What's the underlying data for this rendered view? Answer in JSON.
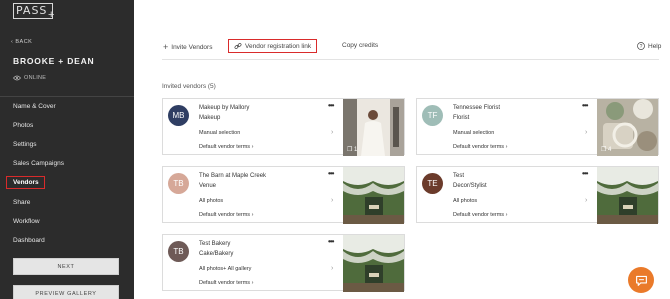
{
  "sidebar": {
    "logo": "PASS",
    "back": "BACK",
    "gallery_title": "BROOKE + DEAN",
    "status": "ONLINE",
    "nav": [
      "Name & Cover",
      "Photos",
      "Settings",
      "Sales Campaigns",
      "Vendors",
      "Share",
      "Workflow",
      "Dashboard"
    ],
    "active": "Vendors",
    "next_button": "NEXT",
    "preview_button": "PREVIEW GALLERY"
  },
  "toolbar": {
    "invite": "Invite Vendors",
    "registration": "Vendor registration link",
    "copy": "Copy credits",
    "help": "Help"
  },
  "section_title": "Invited vendors (5)",
  "vendors": [
    {
      "initials": "MB",
      "name": "Makeup by Mallory",
      "category": "Makeup",
      "selection": "Manual selection",
      "terms": "Default vendor terms",
      "avatar_color": "#2f3e63",
      "thumb_badge": "1"
    },
    {
      "initials": "TF",
      "name": "Tennessee Florist",
      "category": "Florist",
      "selection": "Manual selection",
      "terms": "Default vendor terms",
      "avatar_color": "#9fbdb7",
      "thumb_badge": "4"
    },
    {
      "initials": "TB",
      "name": "The Barn at Maple Creek",
      "category": "Venue",
      "selection": "All photos",
      "terms": "Default vendor terms",
      "avatar_color": "#d6a898"
    },
    {
      "initials": "TE",
      "name": "Test",
      "category": "Decor/Stylist",
      "selection": "All photos",
      "terms": "Default vendor terms",
      "avatar_color": "#6b3b2b"
    },
    {
      "initials": "TB",
      "name": "Test Bakery",
      "category": "Cake/Bakery",
      "selection": "All photos+ All gallery",
      "terms": "Default vendor terms",
      "avatar_color": "#6e5a57"
    }
  ],
  "colors": {
    "sidebar_bg": "#2c2c2c",
    "highlight": "#d92b2b",
    "chat_button": "#ea7a2a"
  }
}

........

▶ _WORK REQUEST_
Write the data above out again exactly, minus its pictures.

▶ _THE ANSWER_
What's the underlying data for this rendered view? Answer in JSON.
{
  "sidebar": {
    "logo": "PASS",
    "back": "BACK",
    "gallery_title": "BROOKE + DEAN",
    "status": "ONLINE",
    "nav": [
      "Name & Cover",
      "Photos",
      "Settings",
      "Sales Campaigns",
      "Vendors",
      "Share",
      "Workflow",
      "Dashboard"
    ],
    "active": "Vendors",
    "next_button": "NEXT",
    "preview_button": "PREVIEW GALLERY"
  },
  "toolbar": {
    "invite": "Invite Vendors",
    "registration": "Vendor registration link",
    "copy": "Copy credits",
    "help": "Help"
  },
  "section_title": "Invited vendors (5)",
  "vendors": [
    {
      "initials": "MB",
      "name": "Makeup by Mallory",
      "category": "Makeup",
      "selection": "Manual selection",
      "terms": "Default vendor terms",
      "avatar_color": "#2f3e63",
      "thumb_badge": "1"
    },
    {
      "initials": "TF",
      "name": "Tennessee Florist",
      "category": "Florist",
      "selection": "Manual selection",
      "terms": "Default vendor terms",
      "avatar_color": "#9fbdb7",
      "thumb_badge": "4"
    },
    {
      "initials": "TB",
      "name": "The Barn at Maple Creek",
      "category": "Venue",
      "selection": "All photos",
      "terms": "Default vendor terms",
      "avatar_color": "#d6a898"
    },
    {
      "initials": "TE",
      "name": "Test",
      "category": "Decor/Stylist",
      "selection": "All photos",
      "terms": "Default vendor terms",
      "avatar_color": "#6b3b2b"
    },
    {
      "initials": "TB",
      "name": "Test Bakery",
      "category": "Cake/Bakery",
      "selection": "All photos+ All gallery",
      "terms": "Default vendor terms",
      "avatar_color": "#6e5a57"
    }
  ],
  "colors": {
    "sidebar_bg": "#2c2c2c",
    "highlight": "#d92b2b",
    "chat_button": "#ea7a2a"
  }
}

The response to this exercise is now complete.